The 2ft of water that submerged her home is gone, but the sewage stench remains and tubes of antibacterial hand wash have become an “essential accessory” for Bryony, who explained that most homes in the hamlet have septic tanks, which spread waste throughout the area.

The inundated hamlet of Moorland (Getty Images)

Moorland was in the eye of the storm during this winter’s unprecedented flooding on the Somerset Levels. The legacy is more than 80 flooded homes, broken flood defences scattered across the hamlets, fallen walls, water-damaged roads and somewhere in the region of 3,000 sodden sandbags that are now slated for removal.

The flood-hit hamlet may be drying out now, but from a nearby high point on the Burrowbridge Mump you can still see vast areas of standing water in the surrounding countryside. The flooded areas are smaller than a month ago, but still resemble inland seas more than they do farmland.

In Moorland the cascade of water and a tidal surge saw residents evacuated in the small hours of 7 February as they were woken by sirens and warnings that the Environment Agency defences protecting the hamlet had failed.

Despite the devastation in her home Ms Sadler, who is a co-founder of the Flooding on the Levels Action Group, counts herself as “lucky”.


“My home is a little higher than most so I had time to move things upstairs, but the financial losses are still huge.

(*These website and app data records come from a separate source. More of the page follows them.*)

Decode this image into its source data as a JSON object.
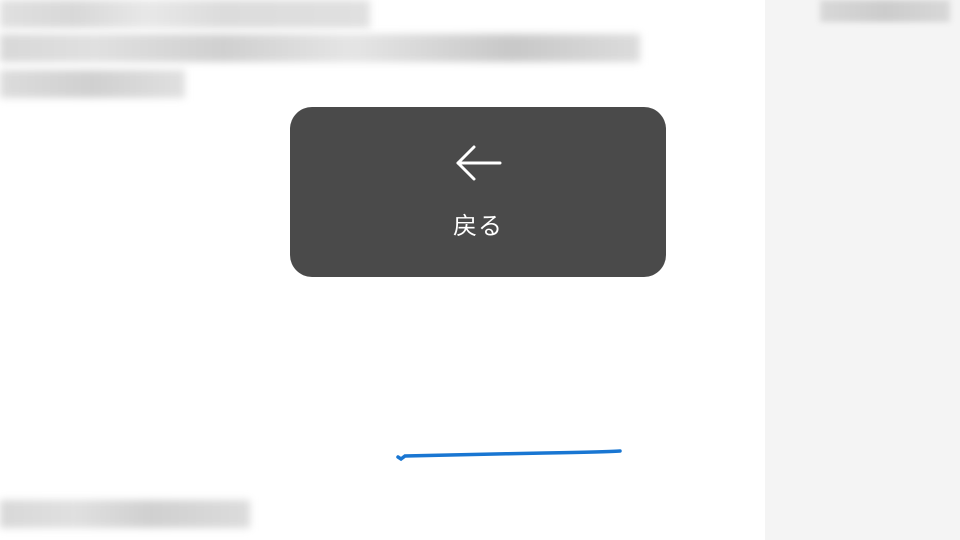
{
  "toast": {
    "back_label": "戻る",
    "icon_name": "arrow-left"
  },
  "colors": {
    "toast_bg": "#4a4a4a",
    "toast_fg": "#ffffff",
    "annotation": "#1976d2",
    "sidebar_bg": "#f4f4f4"
  }
}
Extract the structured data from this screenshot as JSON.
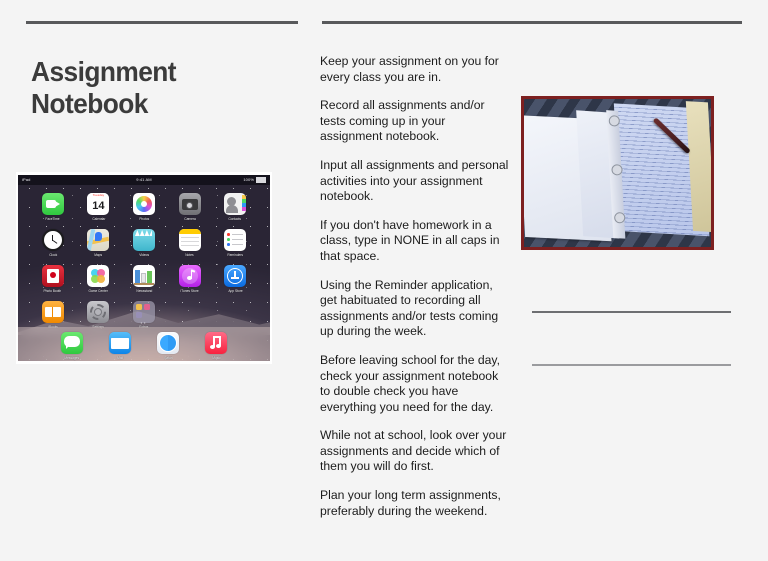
{
  "slide": {
    "title": "Assignment Notebook",
    "background_color": "#f4f4f4",
    "title_color": "#3b3b3b",
    "rule_color": "#58595b"
  },
  "body_text": {
    "paragraphs": [
      "Keep your assignment on you for every class you are in.",
      "Record all assignments and/or tests coming up in your assignment notebook.",
      "Input all assignments and personal activities into your assignment notebook.",
      "If you don't have homework in a class, type in NONE in all caps in that space.",
      "Using the Reminder application, get habituated to recording all assignments and/or tests coming up during the week.",
      "Before leaving school for the day, check your assignment notebook to double check you have everything you need for the day.",
      "While not at school, look over your assignments and decide which of them you will do first.",
      "Plan your long term assignments, preferably during the weekend."
    ]
  },
  "ipad_image": {
    "alt": "iPad home screen showing app icons",
    "status_bar": {
      "left": "iPad",
      "center": "9:41 AM",
      "right": "100%"
    },
    "page_dots": "••",
    "apps": [
      {
        "label": "FaceTime",
        "icon": "facetime-icon",
        "color": "#4cd964"
      },
      {
        "label": "Calendar",
        "icon": "calendar-icon",
        "color": "#ffffff",
        "day": "14",
        "weekday": "Tuesday"
      },
      {
        "label": "Photos",
        "icon": "photos-icon",
        "color": "#ffffff"
      },
      {
        "label": "Camera",
        "icon": "camera-icon",
        "color": "#8e8e93"
      },
      {
        "label": "Contacts",
        "icon": "contacts-icon",
        "color": "#f2f2f2"
      },
      {
        "label": "Clock",
        "icon": "clock-icon",
        "color": "#1c1c1e"
      },
      {
        "label": "Maps",
        "icon": "maps-icon",
        "color": "#e8e6df"
      },
      {
        "label": "Videos",
        "icon": "videos-icon",
        "color": "#5ac8d8"
      },
      {
        "label": "Notes",
        "icon": "notes-icon",
        "color": "#ffffff"
      },
      {
        "label": "Reminders",
        "icon": "reminders-icon",
        "color": "#ffffff"
      },
      {
        "label": "Photo Booth",
        "icon": "photo-booth-icon",
        "color": "#d0021b"
      },
      {
        "label": "Game Center",
        "icon": "game-center-icon",
        "color": "#ffffff"
      },
      {
        "label": "Newsstand",
        "icon": "newsstand-icon",
        "color": "#ffffff"
      },
      {
        "label": "iTunes Store",
        "icon": "itunes-store-icon",
        "color": "#d63aff"
      },
      {
        "label": "App Store",
        "icon": "app-store-icon",
        "color": "#0b84ff"
      },
      {
        "label": "iBooks",
        "icon": "ibooks-icon",
        "color": "#ff9500"
      },
      {
        "label": "Settings",
        "icon": "settings-icon",
        "color": "#9a9a9f"
      },
      {
        "label": "Extras",
        "icon": "extras-folder-icon",
        "color": "#8e8a9a"
      }
    ],
    "dock": [
      {
        "label": "Messages",
        "icon": "messages-icon",
        "color": "#4cd964"
      },
      {
        "label": "Mail",
        "icon": "mail-icon",
        "color": "#1d9bf0"
      },
      {
        "label": "Safari",
        "icon": "safari-icon",
        "color": "#ffffff"
      },
      {
        "label": "Music",
        "icon": "music-icon",
        "color": "#fc3158"
      }
    ]
  },
  "notebook_photo": {
    "alt": "Open three-ring binder with lined paper and a pen",
    "border_color": "#7d2020"
  }
}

We have no money because I’m a mobile hairdresser and I don’t know where my clients are. And my other business is raising rare-breed chickens. They’ve had to go. Only my husband is working.”

Farther into the village, builder Trevor Gibbs, 52,  was also returning to clear away the debris that had “washed in with the tide” and into his home.

“It’s a total disaster area,” he said. “I’ve had water 18in deep inside and it has gutted the entire property. At the height of the floods you could see the white horses of the waves coming in off the flooded fields. The result is my house is full of pieces of debris and pieces of other people’s homes.” As he heaved a chunk of thickly mud-coated wood into a skip, he said: “It’s devastating but you have to go on and see the funny side of it. Who knows what this is or where it came from?”

Nearby, the local Conservative MP, Ian Liddell-Grainger, was meeting residents and emergency workers at a mobile police station that has been set up outside the flooded village hall.

“My first reaction was shock at the total devastation. It’s no exaggeration to say it resembles a war zone,” he said.

Moorland, Somerset (Jay Williams)

Mr Liddell-Grainger’s visit came after the Environment Secretary, Owen Paterson, announced £20 million for a 20-year flood-action plan for the Somerset Levels last Thursday. However, the funding falls short of the expected £100 million total cost of the plan, which includes raising key roads and building a new tidal barrage across the river Parrett costing £30 million.

“We need to turn on the spending taps,” said Mr Liddell-Grainger, a normally fiscally conservative politician. “The local people here won’t let long-term defences go into the wind.”

Back in her flooded kitchen, Ms Sadler is actually the  “most optimistic” that she has been in some time, but is adamant the Government shouldn’t protect “front rooms over farmland”.

“Both are flooded here,” she said. “David Cameron said money was no object, but he’s had to backtrack on that, it seems. We won’t let people forget us.”